The problem ▸ Look through the records below and copy each line that includes the word "html".

[Web page and app entries]
•••••

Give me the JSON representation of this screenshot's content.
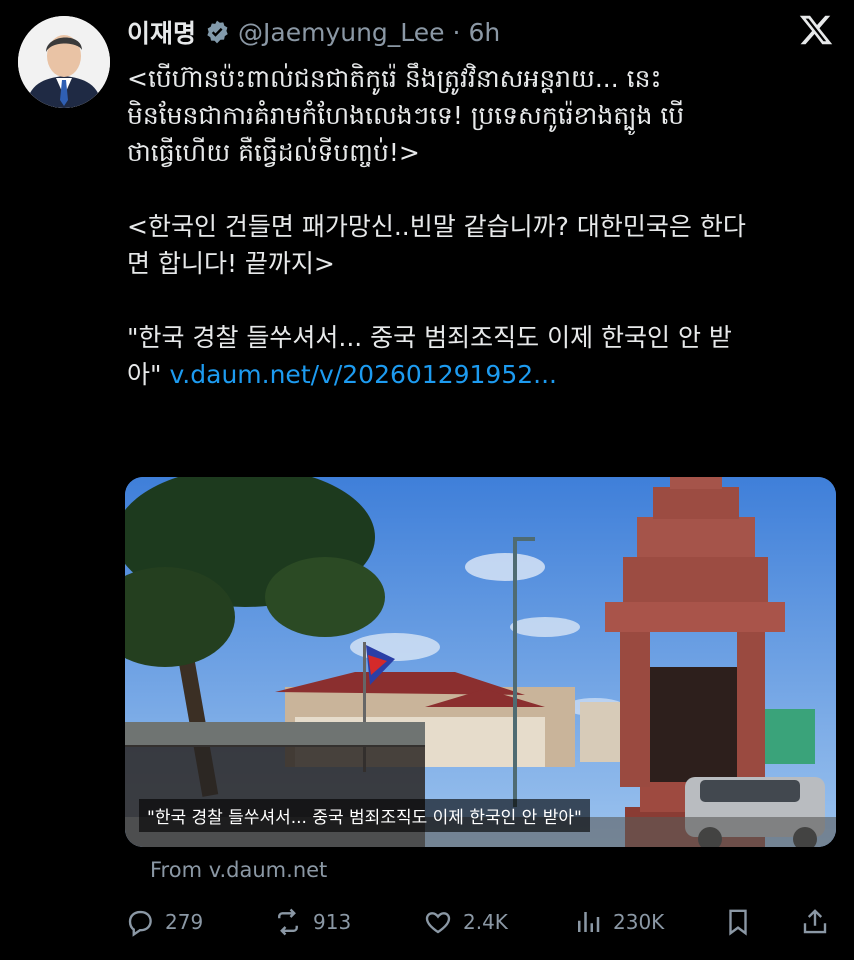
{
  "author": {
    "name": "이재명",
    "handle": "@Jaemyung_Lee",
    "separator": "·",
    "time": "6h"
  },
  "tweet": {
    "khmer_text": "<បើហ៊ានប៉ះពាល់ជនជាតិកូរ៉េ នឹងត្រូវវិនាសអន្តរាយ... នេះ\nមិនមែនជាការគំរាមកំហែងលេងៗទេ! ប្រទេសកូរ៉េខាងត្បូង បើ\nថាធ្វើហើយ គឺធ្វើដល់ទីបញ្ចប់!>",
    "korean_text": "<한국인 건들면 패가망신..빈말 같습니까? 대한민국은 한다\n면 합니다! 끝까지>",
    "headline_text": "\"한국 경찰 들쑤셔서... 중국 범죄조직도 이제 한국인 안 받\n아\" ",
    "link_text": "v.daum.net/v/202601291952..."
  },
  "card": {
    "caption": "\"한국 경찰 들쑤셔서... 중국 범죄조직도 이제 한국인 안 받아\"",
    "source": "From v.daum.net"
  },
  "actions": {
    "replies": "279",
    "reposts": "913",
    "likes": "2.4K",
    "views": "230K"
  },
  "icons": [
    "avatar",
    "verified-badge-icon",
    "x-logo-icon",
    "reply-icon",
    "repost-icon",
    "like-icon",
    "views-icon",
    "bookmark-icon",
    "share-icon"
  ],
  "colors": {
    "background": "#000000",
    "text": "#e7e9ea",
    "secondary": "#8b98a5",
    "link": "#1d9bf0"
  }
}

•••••

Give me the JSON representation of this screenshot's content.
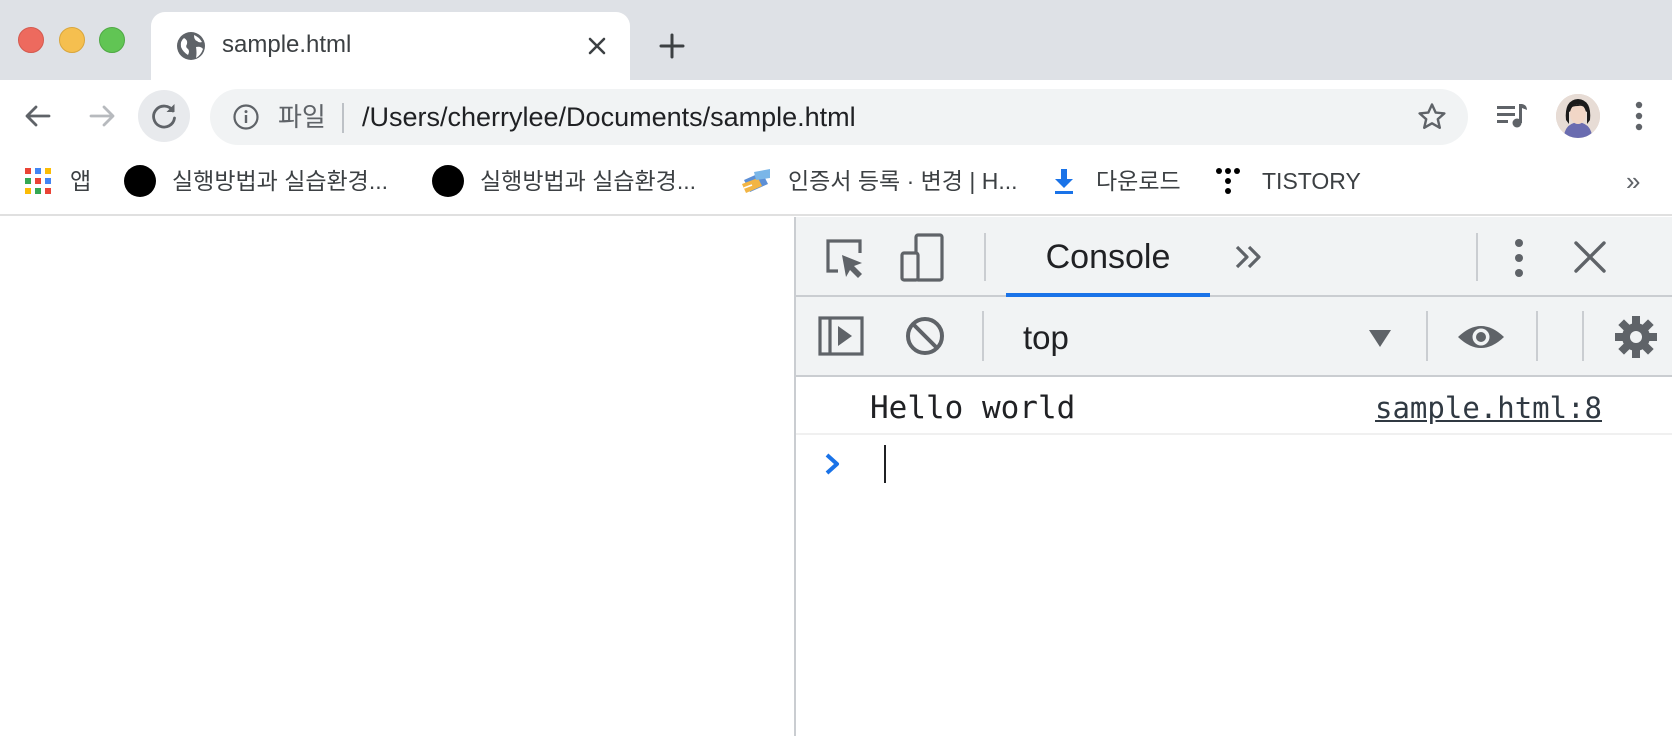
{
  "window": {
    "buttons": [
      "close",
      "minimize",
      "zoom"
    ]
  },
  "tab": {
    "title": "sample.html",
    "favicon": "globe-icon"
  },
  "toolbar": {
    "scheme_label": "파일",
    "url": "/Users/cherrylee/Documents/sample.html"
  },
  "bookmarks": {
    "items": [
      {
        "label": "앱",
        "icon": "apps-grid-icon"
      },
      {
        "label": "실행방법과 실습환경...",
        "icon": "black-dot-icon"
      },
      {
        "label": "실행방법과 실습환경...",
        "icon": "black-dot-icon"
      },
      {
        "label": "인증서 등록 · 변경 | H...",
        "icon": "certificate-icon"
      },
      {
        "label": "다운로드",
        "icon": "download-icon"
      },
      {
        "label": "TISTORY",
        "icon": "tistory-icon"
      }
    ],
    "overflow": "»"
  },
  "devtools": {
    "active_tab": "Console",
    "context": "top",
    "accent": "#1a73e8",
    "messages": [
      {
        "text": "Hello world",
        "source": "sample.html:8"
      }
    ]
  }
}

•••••

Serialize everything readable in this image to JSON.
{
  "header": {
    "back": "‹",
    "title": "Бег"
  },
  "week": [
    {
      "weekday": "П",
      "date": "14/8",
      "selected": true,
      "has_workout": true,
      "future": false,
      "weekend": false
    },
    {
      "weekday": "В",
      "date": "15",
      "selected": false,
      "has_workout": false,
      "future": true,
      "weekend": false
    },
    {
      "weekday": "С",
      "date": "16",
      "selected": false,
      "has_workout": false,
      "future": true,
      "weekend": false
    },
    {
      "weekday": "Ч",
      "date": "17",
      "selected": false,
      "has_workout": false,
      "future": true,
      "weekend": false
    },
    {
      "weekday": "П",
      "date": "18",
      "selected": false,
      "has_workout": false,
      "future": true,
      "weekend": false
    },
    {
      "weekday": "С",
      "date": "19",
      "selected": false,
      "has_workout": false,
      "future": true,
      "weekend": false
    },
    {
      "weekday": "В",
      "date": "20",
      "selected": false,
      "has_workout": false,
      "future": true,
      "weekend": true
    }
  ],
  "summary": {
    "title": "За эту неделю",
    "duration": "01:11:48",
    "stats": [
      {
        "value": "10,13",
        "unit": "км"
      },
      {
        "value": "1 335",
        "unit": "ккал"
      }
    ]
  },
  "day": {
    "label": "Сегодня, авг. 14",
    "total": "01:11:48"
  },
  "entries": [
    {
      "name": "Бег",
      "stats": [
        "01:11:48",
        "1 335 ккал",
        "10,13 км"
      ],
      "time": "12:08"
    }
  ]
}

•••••

Answer to this task ▸
    "title": "sample.html",
    "url": "/Users/cherrylee/Documents/sample.html"
        "source": "sample.html:8"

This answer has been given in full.